frozen brain - deposit photos

It’s a scene plucked from science fiction: On their deathbed, a person is completely frozen and then stashed away, so that they might be revived in the future. But could it be possible? In this excerpt from “Why We Die: The New Science of Aging and the Quest for Immortality,” (Harper Collins, 2024) Nobel Prize-winning biologist Venki Ramakrishnan examines the decades-long quest for cryonic preservation — in which people would be frozen at the point of death and defrosted in the future — and the pitfalls of an industry borne out of the idea.

Egyptians mummified their pharaohs so that they could arise corporeally at some point in the future for their journey in the afterworld. Surely now, a few millennia after the pharaohs and with more than a century of modern biology behind us, we would not do anything even remotely so superstitious. But in fact, there is a modern equivalent.

Biologists have long wanted to be able to freeze specimens so that they can store and use them later. This is not so straightforward because all living things are composed mostly of water. When this water freezes into ice and expands, it has the nasty habit of bursting open cells and tissues. This is partly why if you freeze fresh strawberries and thaw them, you wind up with goopy, unappetizing mush.

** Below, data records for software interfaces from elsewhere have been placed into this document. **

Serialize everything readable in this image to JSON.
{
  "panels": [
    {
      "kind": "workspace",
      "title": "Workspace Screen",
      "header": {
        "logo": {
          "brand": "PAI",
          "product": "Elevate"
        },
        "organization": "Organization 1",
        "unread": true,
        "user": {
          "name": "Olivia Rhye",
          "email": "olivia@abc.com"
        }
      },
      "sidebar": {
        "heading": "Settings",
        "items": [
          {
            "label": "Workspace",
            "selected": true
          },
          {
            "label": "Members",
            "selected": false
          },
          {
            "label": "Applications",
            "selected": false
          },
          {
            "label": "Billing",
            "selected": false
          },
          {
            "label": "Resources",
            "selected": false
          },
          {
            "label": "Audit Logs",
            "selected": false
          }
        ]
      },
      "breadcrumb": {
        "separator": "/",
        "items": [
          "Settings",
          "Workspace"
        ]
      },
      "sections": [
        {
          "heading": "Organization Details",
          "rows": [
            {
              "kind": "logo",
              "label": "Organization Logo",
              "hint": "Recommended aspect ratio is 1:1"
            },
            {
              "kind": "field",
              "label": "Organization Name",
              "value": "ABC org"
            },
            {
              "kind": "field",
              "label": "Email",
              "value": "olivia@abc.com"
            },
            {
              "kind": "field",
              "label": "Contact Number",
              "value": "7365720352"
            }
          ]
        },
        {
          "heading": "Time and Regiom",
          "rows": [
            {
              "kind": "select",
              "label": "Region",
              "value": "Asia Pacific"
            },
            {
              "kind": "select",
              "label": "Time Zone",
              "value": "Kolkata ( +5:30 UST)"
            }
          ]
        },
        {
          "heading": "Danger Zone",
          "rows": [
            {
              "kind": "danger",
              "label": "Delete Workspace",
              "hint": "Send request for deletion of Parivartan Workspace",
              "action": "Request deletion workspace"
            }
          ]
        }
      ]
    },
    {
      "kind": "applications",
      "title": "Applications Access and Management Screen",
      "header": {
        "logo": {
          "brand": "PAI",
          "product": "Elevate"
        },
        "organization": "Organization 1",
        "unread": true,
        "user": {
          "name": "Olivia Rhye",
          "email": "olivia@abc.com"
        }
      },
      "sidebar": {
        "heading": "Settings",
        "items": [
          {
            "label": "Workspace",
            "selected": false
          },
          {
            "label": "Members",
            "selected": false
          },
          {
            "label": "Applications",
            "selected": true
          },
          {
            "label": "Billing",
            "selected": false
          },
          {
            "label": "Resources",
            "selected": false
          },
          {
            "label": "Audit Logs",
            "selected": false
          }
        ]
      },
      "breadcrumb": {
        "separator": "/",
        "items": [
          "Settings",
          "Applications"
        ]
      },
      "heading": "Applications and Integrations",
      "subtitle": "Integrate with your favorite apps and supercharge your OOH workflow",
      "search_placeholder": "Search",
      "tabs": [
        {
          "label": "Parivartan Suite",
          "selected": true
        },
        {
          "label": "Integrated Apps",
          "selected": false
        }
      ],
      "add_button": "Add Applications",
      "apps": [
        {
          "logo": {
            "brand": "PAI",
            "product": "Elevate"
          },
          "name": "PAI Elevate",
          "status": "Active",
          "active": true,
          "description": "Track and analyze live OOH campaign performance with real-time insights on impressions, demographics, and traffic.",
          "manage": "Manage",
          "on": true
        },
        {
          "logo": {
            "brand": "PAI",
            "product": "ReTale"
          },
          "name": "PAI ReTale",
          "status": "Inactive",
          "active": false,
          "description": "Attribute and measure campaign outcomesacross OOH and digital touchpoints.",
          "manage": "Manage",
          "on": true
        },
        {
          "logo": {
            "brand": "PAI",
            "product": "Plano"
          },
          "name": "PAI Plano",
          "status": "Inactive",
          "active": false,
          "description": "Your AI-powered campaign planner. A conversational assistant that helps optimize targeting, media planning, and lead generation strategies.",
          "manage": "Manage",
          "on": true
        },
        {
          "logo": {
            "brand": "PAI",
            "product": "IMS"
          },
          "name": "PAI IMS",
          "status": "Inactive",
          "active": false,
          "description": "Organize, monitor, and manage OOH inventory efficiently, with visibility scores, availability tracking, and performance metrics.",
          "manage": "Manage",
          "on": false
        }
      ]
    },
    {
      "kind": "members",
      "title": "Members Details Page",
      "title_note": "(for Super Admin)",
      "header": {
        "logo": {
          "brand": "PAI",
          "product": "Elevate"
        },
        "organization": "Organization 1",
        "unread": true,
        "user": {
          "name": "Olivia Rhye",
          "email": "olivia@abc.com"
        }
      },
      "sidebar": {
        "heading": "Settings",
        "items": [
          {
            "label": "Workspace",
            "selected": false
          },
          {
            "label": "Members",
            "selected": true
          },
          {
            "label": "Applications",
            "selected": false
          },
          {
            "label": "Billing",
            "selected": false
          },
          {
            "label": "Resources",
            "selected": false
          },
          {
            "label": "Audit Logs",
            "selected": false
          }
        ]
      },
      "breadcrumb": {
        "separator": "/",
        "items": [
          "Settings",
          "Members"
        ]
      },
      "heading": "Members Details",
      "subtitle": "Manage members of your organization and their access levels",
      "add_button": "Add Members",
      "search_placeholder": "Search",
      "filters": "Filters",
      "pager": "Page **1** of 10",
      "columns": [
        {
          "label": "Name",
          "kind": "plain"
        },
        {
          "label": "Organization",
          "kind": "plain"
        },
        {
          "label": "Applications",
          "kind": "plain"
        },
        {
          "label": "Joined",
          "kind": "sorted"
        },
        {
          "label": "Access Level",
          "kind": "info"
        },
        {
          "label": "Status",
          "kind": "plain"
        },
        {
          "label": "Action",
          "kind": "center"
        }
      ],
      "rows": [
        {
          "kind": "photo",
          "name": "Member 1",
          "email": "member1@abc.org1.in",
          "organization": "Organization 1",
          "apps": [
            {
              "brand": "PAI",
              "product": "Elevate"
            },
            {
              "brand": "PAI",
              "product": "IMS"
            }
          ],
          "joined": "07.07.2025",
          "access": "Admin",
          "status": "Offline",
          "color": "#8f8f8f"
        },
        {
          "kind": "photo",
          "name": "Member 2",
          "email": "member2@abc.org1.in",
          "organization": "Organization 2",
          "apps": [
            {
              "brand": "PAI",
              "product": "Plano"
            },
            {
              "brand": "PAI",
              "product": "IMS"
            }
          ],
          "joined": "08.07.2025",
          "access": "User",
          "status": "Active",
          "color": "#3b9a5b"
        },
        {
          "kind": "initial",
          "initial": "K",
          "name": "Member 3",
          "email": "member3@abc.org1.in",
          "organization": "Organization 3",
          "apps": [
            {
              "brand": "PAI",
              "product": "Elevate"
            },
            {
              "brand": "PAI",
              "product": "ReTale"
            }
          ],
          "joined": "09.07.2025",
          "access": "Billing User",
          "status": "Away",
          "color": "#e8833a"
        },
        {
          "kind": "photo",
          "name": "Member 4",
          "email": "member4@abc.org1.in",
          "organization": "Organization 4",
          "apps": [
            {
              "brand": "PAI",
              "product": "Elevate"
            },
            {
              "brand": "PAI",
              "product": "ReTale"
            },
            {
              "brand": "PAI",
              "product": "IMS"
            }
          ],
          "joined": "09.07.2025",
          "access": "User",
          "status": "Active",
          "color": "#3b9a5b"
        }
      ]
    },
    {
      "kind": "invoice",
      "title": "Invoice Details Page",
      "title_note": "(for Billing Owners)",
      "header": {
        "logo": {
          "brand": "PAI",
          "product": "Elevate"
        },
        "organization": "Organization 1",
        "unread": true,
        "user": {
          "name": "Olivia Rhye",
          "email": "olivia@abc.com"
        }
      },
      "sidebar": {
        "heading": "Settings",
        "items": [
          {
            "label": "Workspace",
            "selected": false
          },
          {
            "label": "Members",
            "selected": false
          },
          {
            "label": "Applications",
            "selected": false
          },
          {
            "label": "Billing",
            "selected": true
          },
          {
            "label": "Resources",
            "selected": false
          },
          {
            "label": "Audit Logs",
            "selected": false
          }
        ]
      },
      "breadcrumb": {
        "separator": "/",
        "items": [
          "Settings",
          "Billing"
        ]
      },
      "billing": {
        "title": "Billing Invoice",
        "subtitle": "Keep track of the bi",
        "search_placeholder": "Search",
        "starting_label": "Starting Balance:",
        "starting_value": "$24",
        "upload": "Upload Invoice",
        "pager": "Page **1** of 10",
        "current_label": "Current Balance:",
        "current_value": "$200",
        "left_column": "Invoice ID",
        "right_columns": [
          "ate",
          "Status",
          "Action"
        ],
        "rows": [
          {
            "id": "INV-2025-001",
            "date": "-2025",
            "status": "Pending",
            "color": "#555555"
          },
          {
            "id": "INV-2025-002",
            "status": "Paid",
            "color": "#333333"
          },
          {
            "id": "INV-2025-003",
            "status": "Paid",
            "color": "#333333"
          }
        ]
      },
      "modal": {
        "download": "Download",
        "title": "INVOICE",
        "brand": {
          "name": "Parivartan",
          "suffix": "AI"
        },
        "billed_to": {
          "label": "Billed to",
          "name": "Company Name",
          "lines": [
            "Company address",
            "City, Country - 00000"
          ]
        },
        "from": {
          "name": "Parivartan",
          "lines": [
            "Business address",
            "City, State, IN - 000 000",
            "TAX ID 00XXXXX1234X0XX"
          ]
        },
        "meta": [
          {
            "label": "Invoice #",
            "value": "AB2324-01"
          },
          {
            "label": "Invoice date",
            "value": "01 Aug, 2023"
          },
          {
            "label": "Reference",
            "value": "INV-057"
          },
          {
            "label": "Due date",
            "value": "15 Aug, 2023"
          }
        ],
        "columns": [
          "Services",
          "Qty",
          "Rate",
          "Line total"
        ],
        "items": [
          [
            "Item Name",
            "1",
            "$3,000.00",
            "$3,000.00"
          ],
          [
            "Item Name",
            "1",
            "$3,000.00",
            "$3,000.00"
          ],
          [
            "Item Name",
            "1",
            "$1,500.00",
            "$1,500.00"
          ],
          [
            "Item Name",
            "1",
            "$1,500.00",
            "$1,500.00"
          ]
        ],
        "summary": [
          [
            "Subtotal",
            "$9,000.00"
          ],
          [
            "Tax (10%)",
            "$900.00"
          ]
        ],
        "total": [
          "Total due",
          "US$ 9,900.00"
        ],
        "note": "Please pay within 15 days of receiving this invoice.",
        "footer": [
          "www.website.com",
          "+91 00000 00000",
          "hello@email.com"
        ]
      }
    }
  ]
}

“Writer Fuel” is a series of cool real-world stories that might inspire your little writer heart. Check out our Writer Fuel page on the LimFic blog for more inspiration.

Full Story From Live Science